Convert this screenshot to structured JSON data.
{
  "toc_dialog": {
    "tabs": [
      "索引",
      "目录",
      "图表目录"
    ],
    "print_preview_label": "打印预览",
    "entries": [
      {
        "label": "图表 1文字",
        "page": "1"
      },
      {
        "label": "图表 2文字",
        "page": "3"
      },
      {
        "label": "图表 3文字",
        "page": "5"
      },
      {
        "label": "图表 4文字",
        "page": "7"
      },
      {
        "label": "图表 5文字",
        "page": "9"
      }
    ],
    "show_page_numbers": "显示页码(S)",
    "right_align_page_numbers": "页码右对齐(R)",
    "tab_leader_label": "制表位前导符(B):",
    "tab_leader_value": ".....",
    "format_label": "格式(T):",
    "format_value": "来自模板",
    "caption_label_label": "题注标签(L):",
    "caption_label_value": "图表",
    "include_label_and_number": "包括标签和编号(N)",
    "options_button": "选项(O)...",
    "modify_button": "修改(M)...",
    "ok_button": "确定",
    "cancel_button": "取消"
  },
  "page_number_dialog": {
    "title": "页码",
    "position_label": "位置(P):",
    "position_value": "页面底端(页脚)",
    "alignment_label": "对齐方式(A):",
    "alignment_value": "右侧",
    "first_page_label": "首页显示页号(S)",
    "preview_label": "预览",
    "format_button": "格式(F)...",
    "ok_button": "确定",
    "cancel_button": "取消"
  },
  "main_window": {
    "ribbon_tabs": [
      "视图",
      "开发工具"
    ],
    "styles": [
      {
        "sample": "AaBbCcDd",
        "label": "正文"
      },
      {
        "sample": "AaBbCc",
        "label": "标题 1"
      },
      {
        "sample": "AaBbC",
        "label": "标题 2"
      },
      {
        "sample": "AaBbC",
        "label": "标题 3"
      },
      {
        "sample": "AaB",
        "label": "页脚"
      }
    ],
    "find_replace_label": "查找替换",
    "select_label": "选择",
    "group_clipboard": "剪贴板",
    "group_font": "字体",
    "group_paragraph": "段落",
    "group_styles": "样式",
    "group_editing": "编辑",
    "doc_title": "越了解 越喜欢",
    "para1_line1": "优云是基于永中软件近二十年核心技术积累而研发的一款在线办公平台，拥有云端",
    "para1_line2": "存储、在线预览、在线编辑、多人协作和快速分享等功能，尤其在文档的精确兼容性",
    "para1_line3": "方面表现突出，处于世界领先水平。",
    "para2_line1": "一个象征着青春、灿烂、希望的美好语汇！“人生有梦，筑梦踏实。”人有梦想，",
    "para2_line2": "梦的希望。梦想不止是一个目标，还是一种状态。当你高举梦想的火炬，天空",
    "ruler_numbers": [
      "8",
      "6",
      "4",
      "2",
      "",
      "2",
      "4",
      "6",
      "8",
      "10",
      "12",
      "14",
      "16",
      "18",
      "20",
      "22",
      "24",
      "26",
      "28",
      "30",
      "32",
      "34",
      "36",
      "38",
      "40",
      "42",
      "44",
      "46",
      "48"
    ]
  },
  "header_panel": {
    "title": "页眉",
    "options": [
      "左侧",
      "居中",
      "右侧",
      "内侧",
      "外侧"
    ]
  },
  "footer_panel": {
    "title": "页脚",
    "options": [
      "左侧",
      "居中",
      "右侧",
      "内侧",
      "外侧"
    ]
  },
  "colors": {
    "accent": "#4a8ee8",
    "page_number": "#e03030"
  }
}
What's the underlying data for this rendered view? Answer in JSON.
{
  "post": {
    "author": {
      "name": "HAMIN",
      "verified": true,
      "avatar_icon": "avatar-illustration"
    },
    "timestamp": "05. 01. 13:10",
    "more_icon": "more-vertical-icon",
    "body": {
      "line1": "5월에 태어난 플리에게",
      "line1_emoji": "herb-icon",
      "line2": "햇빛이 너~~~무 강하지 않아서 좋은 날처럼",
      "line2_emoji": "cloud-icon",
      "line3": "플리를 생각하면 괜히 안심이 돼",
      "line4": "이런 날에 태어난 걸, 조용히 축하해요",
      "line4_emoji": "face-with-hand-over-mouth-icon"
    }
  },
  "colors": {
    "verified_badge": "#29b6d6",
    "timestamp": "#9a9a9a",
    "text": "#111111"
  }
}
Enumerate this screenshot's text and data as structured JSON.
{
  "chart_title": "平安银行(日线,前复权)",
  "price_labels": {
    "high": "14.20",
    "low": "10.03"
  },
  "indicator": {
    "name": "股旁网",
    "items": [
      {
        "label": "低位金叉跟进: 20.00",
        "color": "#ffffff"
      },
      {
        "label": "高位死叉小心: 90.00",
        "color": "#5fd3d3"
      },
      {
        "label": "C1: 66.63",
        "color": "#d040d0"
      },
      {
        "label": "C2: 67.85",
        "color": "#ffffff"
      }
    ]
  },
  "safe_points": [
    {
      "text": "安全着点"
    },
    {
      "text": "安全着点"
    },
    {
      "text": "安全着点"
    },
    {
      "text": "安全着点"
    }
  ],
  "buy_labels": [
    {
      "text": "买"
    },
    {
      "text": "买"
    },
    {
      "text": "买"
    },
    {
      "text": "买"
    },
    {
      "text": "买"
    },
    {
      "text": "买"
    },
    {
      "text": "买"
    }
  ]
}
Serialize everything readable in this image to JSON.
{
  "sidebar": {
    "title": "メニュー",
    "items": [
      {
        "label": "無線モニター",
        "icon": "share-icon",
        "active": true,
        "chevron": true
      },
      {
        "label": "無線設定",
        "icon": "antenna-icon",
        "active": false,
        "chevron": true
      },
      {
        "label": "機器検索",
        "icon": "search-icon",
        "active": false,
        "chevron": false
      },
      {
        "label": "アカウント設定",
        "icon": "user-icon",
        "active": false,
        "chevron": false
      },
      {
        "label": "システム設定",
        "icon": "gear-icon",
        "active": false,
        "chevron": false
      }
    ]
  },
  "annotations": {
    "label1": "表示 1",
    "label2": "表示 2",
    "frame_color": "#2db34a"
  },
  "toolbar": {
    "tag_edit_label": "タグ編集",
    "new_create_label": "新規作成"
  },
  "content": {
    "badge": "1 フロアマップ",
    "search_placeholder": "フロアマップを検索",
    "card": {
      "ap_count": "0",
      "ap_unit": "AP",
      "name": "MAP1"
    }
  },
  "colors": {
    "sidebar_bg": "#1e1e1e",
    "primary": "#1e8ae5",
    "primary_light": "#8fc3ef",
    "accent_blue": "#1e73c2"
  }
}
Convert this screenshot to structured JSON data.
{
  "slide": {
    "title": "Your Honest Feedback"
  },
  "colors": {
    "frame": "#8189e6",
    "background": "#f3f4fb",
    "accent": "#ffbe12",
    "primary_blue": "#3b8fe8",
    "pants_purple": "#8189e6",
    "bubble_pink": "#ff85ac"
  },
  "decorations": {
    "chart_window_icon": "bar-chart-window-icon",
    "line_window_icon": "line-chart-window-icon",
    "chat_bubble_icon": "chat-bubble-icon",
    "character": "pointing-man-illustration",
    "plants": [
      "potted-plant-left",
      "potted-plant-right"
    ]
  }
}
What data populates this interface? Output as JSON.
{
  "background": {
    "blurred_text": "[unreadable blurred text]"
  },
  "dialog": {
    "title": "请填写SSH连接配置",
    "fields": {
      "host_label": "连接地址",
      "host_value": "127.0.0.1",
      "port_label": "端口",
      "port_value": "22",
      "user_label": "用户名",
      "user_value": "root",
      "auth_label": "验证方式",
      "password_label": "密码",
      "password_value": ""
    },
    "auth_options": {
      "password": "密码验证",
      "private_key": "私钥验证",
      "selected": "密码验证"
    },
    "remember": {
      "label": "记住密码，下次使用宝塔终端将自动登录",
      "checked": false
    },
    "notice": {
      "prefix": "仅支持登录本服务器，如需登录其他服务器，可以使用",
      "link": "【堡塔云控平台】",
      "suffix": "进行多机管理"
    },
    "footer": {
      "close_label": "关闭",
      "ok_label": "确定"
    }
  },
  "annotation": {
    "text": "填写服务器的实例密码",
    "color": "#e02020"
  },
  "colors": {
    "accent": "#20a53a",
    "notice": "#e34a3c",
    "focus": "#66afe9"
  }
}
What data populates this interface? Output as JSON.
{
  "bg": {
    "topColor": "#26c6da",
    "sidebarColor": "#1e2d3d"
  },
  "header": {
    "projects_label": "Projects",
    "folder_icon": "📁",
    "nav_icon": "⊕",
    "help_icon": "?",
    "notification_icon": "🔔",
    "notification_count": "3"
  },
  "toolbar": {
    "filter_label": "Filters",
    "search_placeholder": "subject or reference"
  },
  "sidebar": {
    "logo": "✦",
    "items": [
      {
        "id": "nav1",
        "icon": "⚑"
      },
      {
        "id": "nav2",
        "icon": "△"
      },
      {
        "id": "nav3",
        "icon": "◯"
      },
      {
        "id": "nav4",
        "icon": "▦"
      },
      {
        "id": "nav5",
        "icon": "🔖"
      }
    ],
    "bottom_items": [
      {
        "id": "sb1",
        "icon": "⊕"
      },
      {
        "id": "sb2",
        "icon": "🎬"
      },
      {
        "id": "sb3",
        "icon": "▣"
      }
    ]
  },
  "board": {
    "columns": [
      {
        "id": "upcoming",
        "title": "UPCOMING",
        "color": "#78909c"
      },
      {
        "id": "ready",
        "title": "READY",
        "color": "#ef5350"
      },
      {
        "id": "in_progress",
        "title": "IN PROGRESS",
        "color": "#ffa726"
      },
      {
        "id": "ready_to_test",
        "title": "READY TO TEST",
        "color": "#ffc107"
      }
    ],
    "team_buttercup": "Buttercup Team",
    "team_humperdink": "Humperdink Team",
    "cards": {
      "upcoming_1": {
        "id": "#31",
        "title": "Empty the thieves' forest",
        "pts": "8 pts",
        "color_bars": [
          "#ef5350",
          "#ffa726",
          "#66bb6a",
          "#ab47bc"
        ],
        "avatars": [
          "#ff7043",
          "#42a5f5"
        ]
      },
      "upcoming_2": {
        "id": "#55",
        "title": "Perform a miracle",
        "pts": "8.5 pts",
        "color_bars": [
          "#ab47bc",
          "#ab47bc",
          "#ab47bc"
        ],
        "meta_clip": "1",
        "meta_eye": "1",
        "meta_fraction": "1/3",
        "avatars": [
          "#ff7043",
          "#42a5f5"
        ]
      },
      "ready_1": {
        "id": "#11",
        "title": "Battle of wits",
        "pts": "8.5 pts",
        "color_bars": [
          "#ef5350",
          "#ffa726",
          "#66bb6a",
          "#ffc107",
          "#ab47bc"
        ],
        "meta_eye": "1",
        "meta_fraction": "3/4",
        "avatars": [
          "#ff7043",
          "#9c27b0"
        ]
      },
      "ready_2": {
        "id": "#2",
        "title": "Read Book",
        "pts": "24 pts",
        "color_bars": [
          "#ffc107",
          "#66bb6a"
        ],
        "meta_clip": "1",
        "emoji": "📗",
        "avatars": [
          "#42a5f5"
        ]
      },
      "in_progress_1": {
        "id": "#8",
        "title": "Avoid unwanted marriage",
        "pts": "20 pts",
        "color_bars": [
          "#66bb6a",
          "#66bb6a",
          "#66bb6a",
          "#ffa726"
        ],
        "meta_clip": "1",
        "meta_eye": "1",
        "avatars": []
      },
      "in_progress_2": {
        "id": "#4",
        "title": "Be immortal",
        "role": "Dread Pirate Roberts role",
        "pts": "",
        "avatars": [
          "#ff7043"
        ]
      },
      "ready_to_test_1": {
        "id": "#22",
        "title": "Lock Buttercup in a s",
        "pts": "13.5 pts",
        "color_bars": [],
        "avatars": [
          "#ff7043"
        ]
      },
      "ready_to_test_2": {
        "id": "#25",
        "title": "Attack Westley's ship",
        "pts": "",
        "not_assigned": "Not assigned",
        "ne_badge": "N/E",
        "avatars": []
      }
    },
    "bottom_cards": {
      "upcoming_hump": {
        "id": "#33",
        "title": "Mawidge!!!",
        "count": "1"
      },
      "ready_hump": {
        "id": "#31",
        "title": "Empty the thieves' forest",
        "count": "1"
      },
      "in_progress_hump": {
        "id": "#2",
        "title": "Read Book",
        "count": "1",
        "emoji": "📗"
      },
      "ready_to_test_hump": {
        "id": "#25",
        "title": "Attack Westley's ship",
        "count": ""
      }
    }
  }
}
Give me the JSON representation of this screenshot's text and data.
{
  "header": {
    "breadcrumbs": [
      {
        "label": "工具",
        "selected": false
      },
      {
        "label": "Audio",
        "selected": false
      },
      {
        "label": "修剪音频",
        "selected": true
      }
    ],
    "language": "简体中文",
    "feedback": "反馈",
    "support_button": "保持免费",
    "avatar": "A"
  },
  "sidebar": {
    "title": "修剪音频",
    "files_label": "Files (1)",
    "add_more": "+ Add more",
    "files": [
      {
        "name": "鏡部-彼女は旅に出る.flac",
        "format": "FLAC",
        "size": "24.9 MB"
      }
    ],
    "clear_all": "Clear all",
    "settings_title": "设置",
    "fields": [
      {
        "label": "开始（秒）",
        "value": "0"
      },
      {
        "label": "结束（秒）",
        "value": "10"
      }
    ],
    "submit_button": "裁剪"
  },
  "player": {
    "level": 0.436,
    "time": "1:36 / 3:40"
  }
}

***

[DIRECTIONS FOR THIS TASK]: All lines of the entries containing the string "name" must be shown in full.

[SOLVED EXERCISE]:
      "name": "HAMIN",
    "name": "股旁网",
      "name": "MAP1"
        "name": "鏡部-彼女は旅に出る.flac",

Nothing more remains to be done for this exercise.